Assignment ▸
Once you have read the entries, please say how many lines hold the string "chevron", giving the number only.

Data excerpts ▸
::::::::::
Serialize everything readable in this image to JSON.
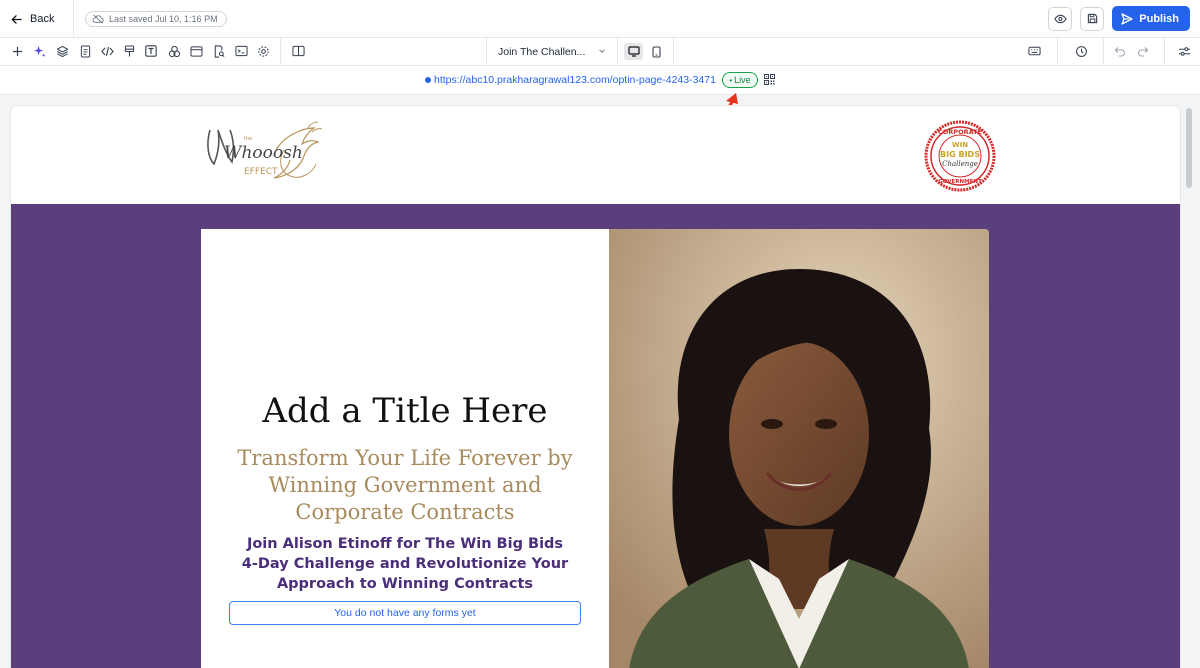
{
  "topbar": {
    "back_label": "Back",
    "last_saved": "Last saved Jul 10, 1:16 PM",
    "publish_label": "Publish"
  },
  "toolbar": {
    "page_name": "Join The Challen...",
    "tools": [
      "add-icon",
      "sparkle-icon",
      "layers-icon",
      "page-icon",
      "code-icon",
      "paint-icon",
      "text-icon",
      "shapes-icon",
      "layout-icon",
      "file-search-icon",
      "terminal-icon",
      "settings-cog-icon",
      "columns-icon"
    ]
  },
  "urlbar": {
    "url": "https://abc10.prakharagrawal123.com/optin-page-4243-3471",
    "status": "Live"
  },
  "page": {
    "logo_left": {
      "line1": "the",
      "line2": "Whooosh",
      "line3": "EFFECT"
    },
    "logo_right": {
      "top": "CORPORATE",
      "middle1": "WIN",
      "middle2": "BIG BIDS",
      "middle3": "Challenge",
      "bottom": "GOVERNMENT"
    },
    "title": "Add a Title Here",
    "subtitle": "Transform Your Life Forever by Winning Government and Corporate Contracts",
    "description": "Join Alison Etinoff for The Win Big Bids 4-Day Challenge and Revolutionize Your Approach to Winning Contracts",
    "forms_placeholder": "You do not have any forms yet"
  },
  "colors": {
    "accent": "#2563eb",
    "hero_bg": "#5b3f7d",
    "subtitle": "#a88a5c",
    "description": "#4b2e7a",
    "live": "#15803d"
  }
}
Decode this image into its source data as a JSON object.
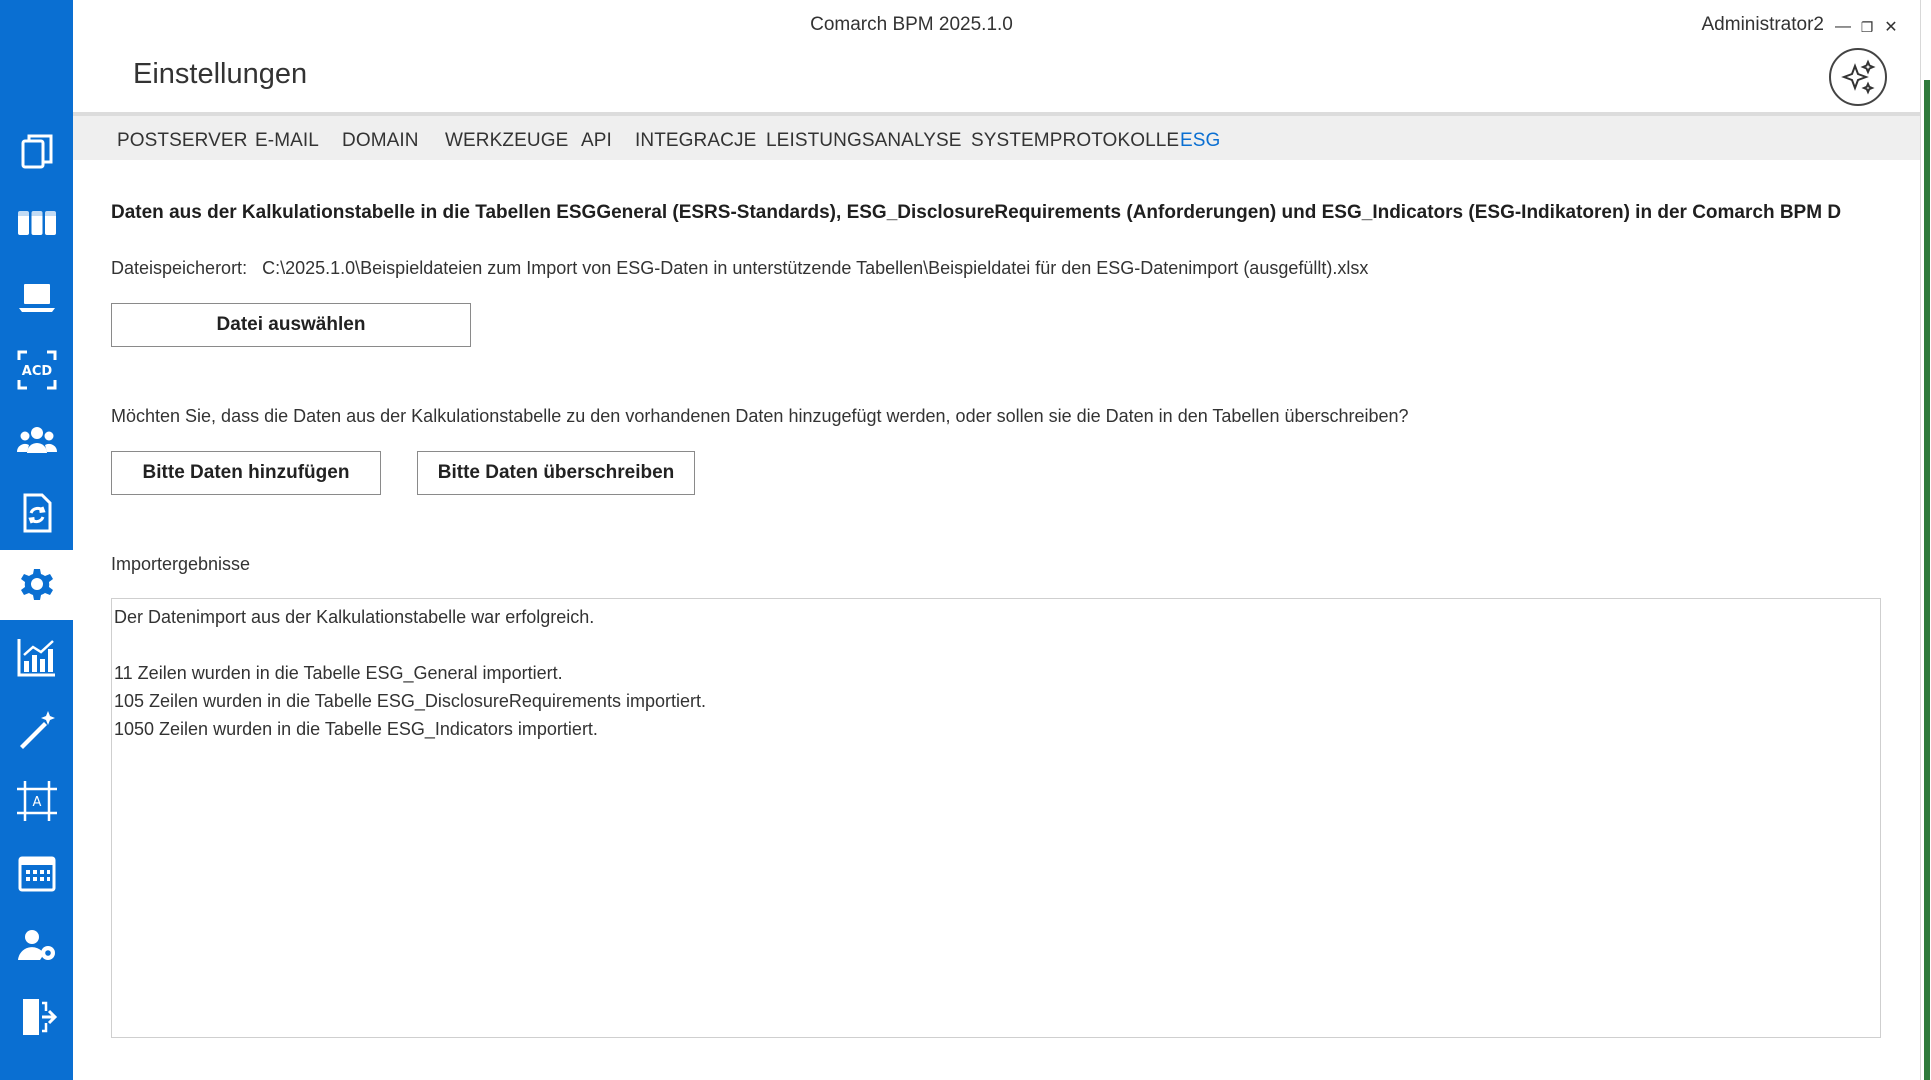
{
  "window": {
    "app_title": "Comarch BPM 2025.1.0",
    "user": "Administrator2",
    "minimize_glyph": "—",
    "restore_glyph": "❐",
    "close_glyph": "✕"
  },
  "page": {
    "title": "Einstellungen"
  },
  "sidebar": {
    "items": [
      {
        "icon": "documents-icon",
        "active": false
      },
      {
        "icon": "kanban-board-icon",
        "active": false
      },
      {
        "icon": "laptop-icon",
        "active": false
      },
      {
        "icon": "acd-scan-icon",
        "active": false
      },
      {
        "icon": "users-group-icon",
        "active": false
      },
      {
        "icon": "document-sync-icon",
        "active": false
      },
      {
        "icon": "gear-icon",
        "active": true
      },
      {
        "icon": "chart-icon",
        "active": false
      },
      {
        "icon": "magic-wand-icon",
        "active": false
      },
      {
        "icon": "design-frame-icon",
        "active": false
      },
      {
        "icon": "calendar-icon",
        "active": false
      },
      {
        "icon": "user-settings-icon",
        "active": false
      },
      {
        "icon": "exit-door-icon",
        "active": false
      }
    ]
  },
  "tabs": [
    {
      "label": "POSTSERVER",
      "active": false
    },
    {
      "label": "E-MAIL",
      "active": false
    },
    {
      "label": "DOMAIN",
      "active": false
    },
    {
      "label": "WERKZEUGE",
      "active": false
    },
    {
      "label": "API",
      "active": false
    },
    {
      "label": "INTEGRACJE",
      "active": false
    },
    {
      "label": "LEISTUNGSANALYSE",
      "active": false
    },
    {
      "label": "SYSTEMPROTOKOLLE",
      "active": false
    },
    {
      "label": "ESG",
      "active": true
    }
  ],
  "esg": {
    "heading": "Daten aus der Kalkulationstabelle in die Tabellen ESGGeneral (ESRS-Standards), ESG_DisclosureRequirements (Anforderungen) und ESG_Indicators (ESG-Indikatoren) in der Comarch BPM D",
    "file_location_label": "Dateispeicherort:",
    "file_location_value": "C:\\2025.1.0\\Beispieldateien zum Import von ESG-Daten in unterstützende Tabellen\\Beispieldatei für den ESG-Datenimport (ausgefüllt).xlsx",
    "choose_file_button": "Datei auswählen",
    "question": "Möchten Sie, dass die Daten aus der Kalkulationstabelle zu den vorhandenen Daten hinzugefügt werden, oder sollen sie die Daten in den Tabellen überschreiben?",
    "add_button": "Bitte Daten hinzufügen",
    "overwrite_button": "Bitte Daten überschreiben",
    "results_label": "Importergebnisse",
    "results_lines": [
      "Der Datenimport aus der Kalkulationstabelle war erfolgreich.",
      "",
      "11 Zeilen wurden in die Tabelle ESG_General importiert.",
      "105 Zeilen wurden in die Tabelle ESG_DisclosureRequirements importiert.",
      "1050 Zeilen wurden in die Tabelle ESG_Indicators importiert."
    ]
  },
  "colors": {
    "sidebar": "#0a6fd2",
    "active_tab": "#0a6fd2",
    "tabbar_bg": "#efefef"
  }
}
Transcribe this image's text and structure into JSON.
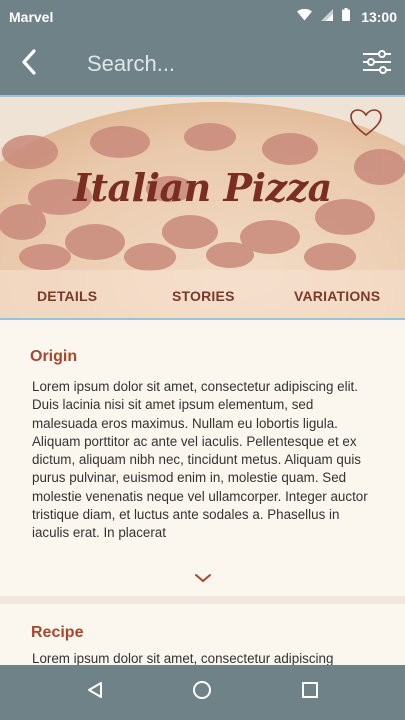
{
  "status_bar": {
    "carrier": "Marvel",
    "time": "13:00",
    "icons": [
      "wifi-icon",
      "signal-icon",
      "battery-icon"
    ]
  },
  "app_bar": {
    "back_icon": "chevron-left-icon",
    "search_placeholder": "Search...",
    "filter_icon": "sliders-icon"
  },
  "hero": {
    "title": "Italian Pizza",
    "favorite_icon": "heart-outline-icon",
    "tabs": [
      "DETAILS",
      "STORIES",
      "VARIATIONS"
    ]
  },
  "sections": [
    {
      "title": "Origin",
      "body": "Lorem ipsum dolor sit amet, consectetur adipiscing elit. Duis lacinia nisi sit amet ipsum elementum, sed malesuada eros maximus. Nullam eu lobortis ligula. Aliquam porttitor ac ante vel iaculis. Pellentesque et ex dictum, aliquam nibh nec, tincidunt metus. Aliquam quis purus pulvinar, euismod enim in, molestie quam. Sed molestie venenatis neque vel ullamcorper. Integer auctor tristique diam, et luctus ante sodales a. Phasellus in iaculis erat. In placerat",
      "expand_icon": "chevron-down-icon"
    },
    {
      "title": "Recipe",
      "body": "Lorem ipsum dolor sit amet, consectetur adipiscing"
    }
  ],
  "nav_bar": {
    "icons": [
      "back-triangle-icon",
      "home-circle-icon",
      "recents-square-icon"
    ]
  },
  "colors": {
    "bar": "#6f8287",
    "accent": "#a8472b",
    "title": "#7a2d22",
    "background": "#faf6ef"
  }
}
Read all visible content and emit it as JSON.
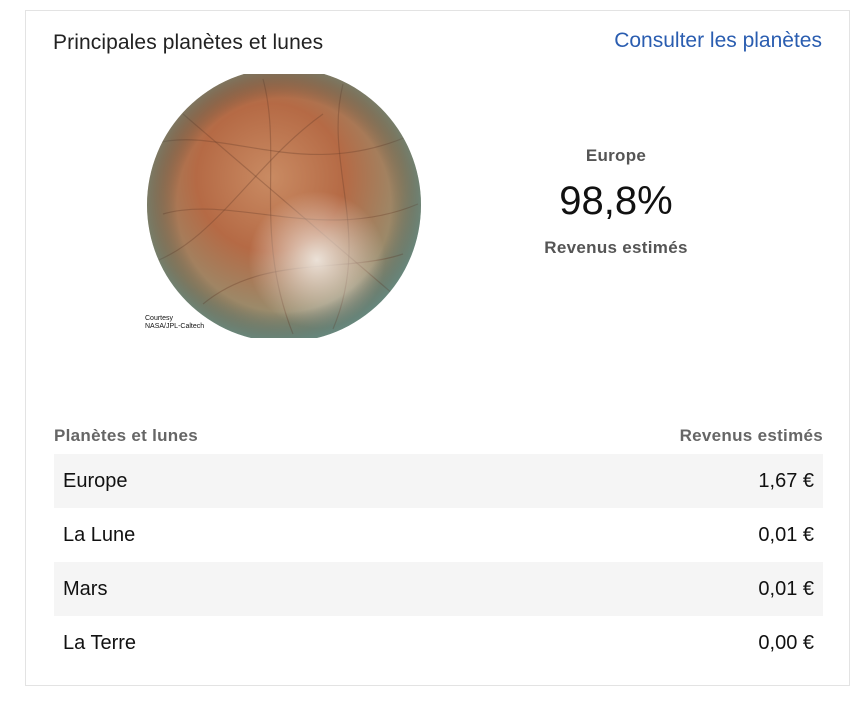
{
  "card": {
    "title": "Principales planètes et lunes",
    "link": "Consulter les planètes",
    "image": {
      "credit_line1": "Courtesy",
      "credit_line2": "NASA/JPL-Caltech"
    },
    "highlight": {
      "name": "Europe",
      "value": "98,8%",
      "caption": "Revenus estimés"
    },
    "table": {
      "headers": [
        "Planètes et lunes",
        "Revenus estimés"
      ],
      "rows": [
        {
          "name": "Europe",
          "value": "1,67 €"
        },
        {
          "name": "La Lune",
          "value": "0,01 €"
        },
        {
          "name": "Mars",
          "value": "0,01 €"
        },
        {
          "name": "La Terre",
          "value": "0,00 €"
        }
      ]
    }
  },
  "colors": {
    "link": "#2a5db0",
    "row_shade": "#f5f5f5",
    "border": "#e3e3e3"
  }
}
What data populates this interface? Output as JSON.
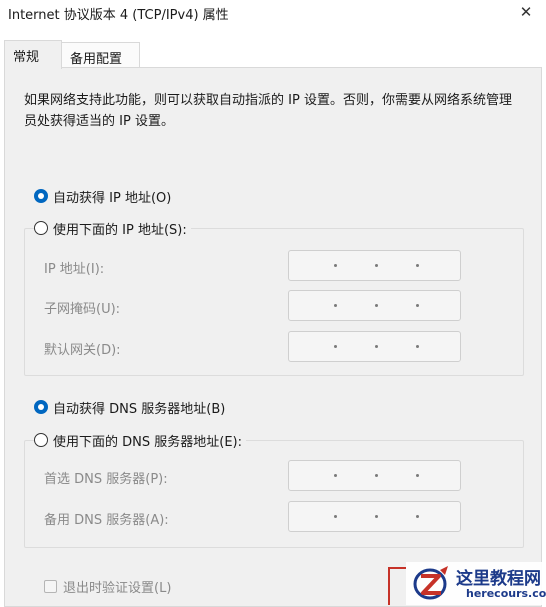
{
  "window": {
    "title": "Internet 协议版本 4 (TCP/IPv4) 属性",
    "close_glyph": "✕"
  },
  "tabs": [
    {
      "label": "常规",
      "active": true
    },
    {
      "label": "备用配置",
      "active": false
    }
  ],
  "general": {
    "description": "如果网络支持此功能，则可以获取自动指派的 IP 设置。否则，你需要从网络系统管理员处获得适当的 IP 设置。",
    "ip": {
      "auto_label": "自动获得 IP 地址(O)",
      "auto_checked": true,
      "manual_label": "使用下面的 IP 地址(S):",
      "manual_checked": false,
      "fields": [
        {
          "label": "IP 地址(I):",
          "value": "",
          "enabled": false
        },
        {
          "label": "子网掩码(U):",
          "value": "",
          "enabled": false
        },
        {
          "label": "默认网关(D):",
          "value": "",
          "enabled": false
        }
      ]
    },
    "dns": {
      "auto_label": "自动获得 DNS 服务器地址(B)",
      "auto_checked": true,
      "manual_label": "使用下面的 DNS 服务器地址(E):",
      "manual_checked": false,
      "fields": [
        {
          "label": "首选 DNS 服务器(P):",
          "value": "",
          "enabled": false
        },
        {
          "label": "备用 DNS 服务器(A):",
          "value": "",
          "enabled": false
        }
      ]
    },
    "validate_on_exit": {
      "label": "退出时验证设置(L)",
      "checked": false,
      "enabled": false
    }
  },
  "watermark": {
    "title": "这里教程网",
    "site": "herecours.com",
    "accent": "#1c3a8a",
    "logo_color": "#c63228"
  }
}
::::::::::
Exercise result ▸
2